Output all of the records again, exactly as written.

Extracted data entries
_ _ _ _ _ _ _
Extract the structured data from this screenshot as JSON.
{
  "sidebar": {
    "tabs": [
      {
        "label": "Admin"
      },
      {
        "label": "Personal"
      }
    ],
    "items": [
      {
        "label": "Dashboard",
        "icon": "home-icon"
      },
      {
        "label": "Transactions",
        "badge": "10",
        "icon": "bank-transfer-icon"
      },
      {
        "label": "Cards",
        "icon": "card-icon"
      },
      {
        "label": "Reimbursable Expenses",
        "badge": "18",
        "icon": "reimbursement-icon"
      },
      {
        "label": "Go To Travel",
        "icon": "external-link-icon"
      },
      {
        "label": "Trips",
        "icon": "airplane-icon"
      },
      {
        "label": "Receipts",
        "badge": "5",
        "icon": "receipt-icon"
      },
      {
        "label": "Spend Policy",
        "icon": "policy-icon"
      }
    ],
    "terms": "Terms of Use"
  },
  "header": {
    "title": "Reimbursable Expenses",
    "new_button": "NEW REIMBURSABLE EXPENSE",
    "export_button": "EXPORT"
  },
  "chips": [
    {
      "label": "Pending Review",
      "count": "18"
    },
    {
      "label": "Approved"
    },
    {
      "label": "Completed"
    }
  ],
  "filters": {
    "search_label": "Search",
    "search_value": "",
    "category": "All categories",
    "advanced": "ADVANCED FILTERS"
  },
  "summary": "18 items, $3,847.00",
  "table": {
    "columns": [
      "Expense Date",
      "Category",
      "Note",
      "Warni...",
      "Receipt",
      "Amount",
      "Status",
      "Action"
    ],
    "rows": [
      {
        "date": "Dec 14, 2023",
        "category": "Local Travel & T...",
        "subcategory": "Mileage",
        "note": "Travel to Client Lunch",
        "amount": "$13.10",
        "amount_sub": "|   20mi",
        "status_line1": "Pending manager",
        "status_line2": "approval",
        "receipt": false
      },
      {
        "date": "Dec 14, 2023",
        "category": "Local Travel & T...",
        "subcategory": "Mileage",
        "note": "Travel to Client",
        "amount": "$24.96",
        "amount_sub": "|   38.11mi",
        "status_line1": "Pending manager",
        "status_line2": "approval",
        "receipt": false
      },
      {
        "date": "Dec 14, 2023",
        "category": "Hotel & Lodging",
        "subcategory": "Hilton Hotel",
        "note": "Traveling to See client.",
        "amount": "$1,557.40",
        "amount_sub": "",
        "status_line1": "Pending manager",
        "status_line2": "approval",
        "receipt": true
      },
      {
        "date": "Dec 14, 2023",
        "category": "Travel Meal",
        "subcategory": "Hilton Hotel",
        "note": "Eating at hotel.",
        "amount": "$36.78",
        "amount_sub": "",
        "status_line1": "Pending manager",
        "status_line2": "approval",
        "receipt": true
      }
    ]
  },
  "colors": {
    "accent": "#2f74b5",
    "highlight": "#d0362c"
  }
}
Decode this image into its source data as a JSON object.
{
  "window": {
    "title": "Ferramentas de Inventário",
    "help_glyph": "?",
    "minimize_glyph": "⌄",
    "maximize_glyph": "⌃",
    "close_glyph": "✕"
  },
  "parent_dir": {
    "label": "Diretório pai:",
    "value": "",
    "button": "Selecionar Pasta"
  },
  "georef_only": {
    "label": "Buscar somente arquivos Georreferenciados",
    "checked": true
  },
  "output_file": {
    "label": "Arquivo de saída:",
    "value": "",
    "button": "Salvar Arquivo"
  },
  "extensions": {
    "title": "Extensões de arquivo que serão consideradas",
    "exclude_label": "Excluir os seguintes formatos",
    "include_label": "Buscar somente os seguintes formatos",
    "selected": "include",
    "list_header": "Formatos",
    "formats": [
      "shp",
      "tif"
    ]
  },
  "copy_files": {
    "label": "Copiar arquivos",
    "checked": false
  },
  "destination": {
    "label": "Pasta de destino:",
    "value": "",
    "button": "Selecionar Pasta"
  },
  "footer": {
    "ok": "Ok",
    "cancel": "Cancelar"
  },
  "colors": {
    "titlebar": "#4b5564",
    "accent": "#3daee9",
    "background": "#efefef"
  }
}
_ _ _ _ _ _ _
REPLY TO THE EXERCISE:
Extract the structured data from this screenshot as JSON.
{
  "sidebar": {
    "tabs": [
      {
        "label": "Admin"
      },
      {
        "label": "Personal"
      }
    ],
    "items": [
      {
        "label": "Dashboard",
        "icon": "home-icon"
      },
      {
        "label": "Transactions",
        "badge": "10",
        "icon": "bank-transfer-icon"
      },
      {
        "label": "Cards",
        "icon": "card-icon"
      },
      {
        "label": "Reimbursable Expenses",
        "badge": "18",
        "icon": "reimbursement-icon"
      },
      {
        "label": "Go To Travel",
        "icon": "external-link-icon"
      },
      {
        "label": "Trips",
        "icon": "airplane-icon"
      },
      {
        "label": "Receipts",
        "badge": "5",
        "icon": "receipt-icon"
      },
      {
        "label": "Spend Policy",
        "icon": "policy-icon"
      }
    ],
    "terms": "Terms of Use"
  },
  "header": {
    "title": "Reimbursable Expenses",
    "new_button": "NEW REIMBURSABLE EXPENSE",
    "export_button": "EXPORT"
  },
  "chips": [
    {
      "label": "Pending Review",
      "count": "18"
    },
    {
      "label": "Approved"
    },
    {
      "label": "Completed"
    }
  ],
  "filters": {
    "search_label": "Search",
    "search_value": "",
    "category": "All categories",
    "advanced": "ADVANCED FILTERS"
  },
  "summary": "18 items, $3,847.00",
  "table": {
    "columns": [
      "Expense Date",
      "Category",
      "Note",
      "Warni...",
      "Receipt",
      "Amount",
      "Status",
      "Action"
    ],
    "rows": [
      {
        "date": "Dec 14, 2023",
        "category": "Local Travel & T...",
        "subcategory": "Mileage",
        "note": "Travel to Client Lunch",
        "amount": "$13.10",
        "amount_sub": "|   20mi",
        "status_line1": "Pending manager",
        "status_line2": "approval",
        "receipt": false
      },
      {
        "date": "Dec 14, 2023",
        "category": "Local Travel & T...",
        "subcategory": "Mileage",
        "note": "Travel to Client",
        "amount": "$24.96",
        "amount_sub": "|   38.11mi",
        "status_line1": "Pending manager",
        "status_line2": "approval",
        "receipt": false
      },
      {
        "date": "Dec 14, 2023",
        "category": "Hotel & Lodging",
        "subcategory": "Hilton Hotel",
        "note": "Traveling to See client.",
        "amount": "$1,557.40",
        "amount_sub": "",
        "status_line1": "Pending manager",
        "status_line2": "approval",
        "receipt": true
      },
      {
        "date": "Dec 14, 2023",
        "category": "Travel Meal",
        "subcategory": "Hilton Hotel",
        "note": "Eating at hotel.",
        "amount": "$36.78",
        "amount_sub": "",
        "status_line1": "Pending manager",
        "status_line2": "approval",
        "receipt": true
      }
    ]
  },
  "colors": {
    "accent": "#2f74b5",
    "highlight": "#d0362c"
  }
}
Decode this image into its source data as a JSON object.
{
  "window": {
    "title": "Ferramentas de Inventário",
    "help_glyph": "?",
    "minimize_glyph": "⌄",
    "maximize_glyph": "⌃",
    "close_glyph": "✕"
  },
  "parent_dir": {
    "label": "Diretório pai:",
    "value": "",
    "button": "Selecionar Pasta"
  },
  "georef_only": {
    "label": "Buscar somente arquivos Georreferenciados",
    "checked": true
  },
  "output_file": {
    "label": "Arquivo de saída:",
    "value": "",
    "button": "Salvar Arquivo"
  },
  "extensions": {
    "title": "Extensões de arquivo que serão consideradas",
    "exclude_label": "Excluir os seguintes formatos",
    "include_label": "Buscar somente os seguintes formatos",
    "selected": "include",
    "list_header": "Formatos",
    "formats": [
      "shp",
      "tif"
    ]
  },
  "copy_files": {
    "label": "Copiar arquivos",
    "checked": false
  },
  "destination": {
    "label": "Pasta de destino:",
    "value": "",
    "button": "Selecionar Pasta"
  },
  "footer": {
    "ok": "Ok",
    "cancel": "Cancelar"
  },
  "colors": {
    "titlebar": "#4b5564",
    "accent": "#3daee9",
    "background": "#efefef"
  }
}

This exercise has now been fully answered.